Most of the inhabitants are English-speaking, but there are 4% of people who speak in French specifically, those people who are residing in Acadia.

Economy

Coal mining plays a vital role in the economy of Nova Scotia. The industry had experienced a decline from the 1960’s onwards, but managed to make a comeback in the 90’s. Aside from that, agriculture is also a leading source of income for local farms particularly, those who are engaged in the dairy and poultry businesses.

Moreover, the Nova Scotia history won’t be complete without mentioning seafood. Since the province is near the ocean, locals have been fishing all sorts of seafood to be sold and distributed to other parts of the country and therefore playing a crucial role in the local economy of the province.

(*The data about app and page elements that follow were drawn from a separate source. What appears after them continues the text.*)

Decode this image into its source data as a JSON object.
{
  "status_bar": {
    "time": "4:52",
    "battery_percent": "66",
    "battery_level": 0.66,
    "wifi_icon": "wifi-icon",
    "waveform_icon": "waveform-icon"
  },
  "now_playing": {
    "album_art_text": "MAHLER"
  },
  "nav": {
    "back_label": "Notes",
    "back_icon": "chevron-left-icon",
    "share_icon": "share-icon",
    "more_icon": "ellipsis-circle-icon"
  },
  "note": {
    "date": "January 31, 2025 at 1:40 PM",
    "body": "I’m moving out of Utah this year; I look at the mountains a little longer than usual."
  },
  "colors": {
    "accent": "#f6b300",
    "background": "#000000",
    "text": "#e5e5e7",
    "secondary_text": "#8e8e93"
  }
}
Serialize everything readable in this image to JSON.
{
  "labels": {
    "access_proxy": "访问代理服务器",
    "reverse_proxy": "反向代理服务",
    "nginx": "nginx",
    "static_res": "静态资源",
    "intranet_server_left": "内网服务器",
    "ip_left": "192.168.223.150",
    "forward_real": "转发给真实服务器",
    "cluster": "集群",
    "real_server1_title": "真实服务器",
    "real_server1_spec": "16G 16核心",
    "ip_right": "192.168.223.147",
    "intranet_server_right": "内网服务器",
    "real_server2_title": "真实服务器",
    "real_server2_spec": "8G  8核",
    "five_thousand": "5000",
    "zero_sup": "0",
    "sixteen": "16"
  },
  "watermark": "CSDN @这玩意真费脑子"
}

Nova Scotia Travel Guide And Its Interesting Facts

travel guide

Nova Scotia is probably one of the most popular territories in Canada next to Toronto and Vancouver. It is located in the Eastern region and is perched within the Atlantic Coast. Thus, offering a dramatic and breathtaking view of the country. Moreover, it is a melting pot of extraordinary cities and cultures that is more than enough to appease the cravings of an adventure-hungry traveler.

But what makes this Canadian province tick? Why it still remains as one of the popular tourist destinations in the country? What should a traveler expect upon reaching this place?

Get to know more about these things as we are going to share our Nova Scotia travel guide and some interesting facts about this remarkable province.

Places to visit

As a tourist, the first thing that you want to know are the must-see places in Nova Scotia. And so in this Nova Scotia travel guide, we have gathered a list of the recommended sites that you should visit once you set foot in this part of Canada:

  • Cape Forchu Lighthouse
  • Bay of Fundy
  • Halifax Waterfrontcitade hill
  • Lunenburg (A UNESCO Heritage Site)
  • Citadel Hill
  • Halifax Public Gardens
  • Maritime Museum (downtown Halifax)
  • Fundy Geological Museum
  • McNabs Island
  • Joggins Fossil Cliffs
  • Pier 21
  • Cabot Trail

Capital

The capital of Nova Scotia is Halifax, a key international seaport on the Eastern Coast of Canada. It is also considered as a cultural hub as well as an economic and transportation center of the region.

People and Culture

The native inhabitants of Nova Scotia are the Mi’kmaq people who already settled in the area long before the colonists have arrived. And in 1605, the first European settlement was established by the French (Acadia) then followed by the British in 1710 and 1758 who, in turn, established Halifax as the capital of the region in 1749.

Since then, Nova Scotia is a hotbed of many cultures ranging from white and black Canadians, Scottish, English, Irish, Dutch, German, and even Aboriginal people.

Language

Another interesting fact about this Nova Scotia travel guide is that even though the province has a mix of cultures, its official language is still English. But selected regions also speak French like those people living in Acadia.

Its connection to Titanic

As surprising as it may sound, but Halifax has a strong link to the sinking of the Titanic. Therefore, you can expect to see an exhibit about this ship as well as related information about this historic event when you visit the Maritime Museum.

titanic

An attraction for treasure hunters

If you’re a fan of the TV series “The Curse Of Oak Island”, then you’d be very excited to know that the island is found in Nova Scotia. Oak Island is one of the most mysterious places in the country due to the fabled treasure that is buried in this place.

 

A visit to Oak Island is rarely permitted these days because most of the island is privately owned. In other words, you cannot set foot on the island without getting permission from the provincial government and the owner. But one thing for certain is that you can access the island on a guided tour or take pictures from the nearby islands. You can even rent a boat and get a closer look at Oak Island without physically being there.

Though you cannot access Oak Island without being part of a guided tour, there are still nearby attractions you can visit like the parks, lighthouses, museums, wineries, and the distillery. And we also recommend in this Nova Scotia travel guide to check out artisan shops and galleries to fully enjoy your visit there.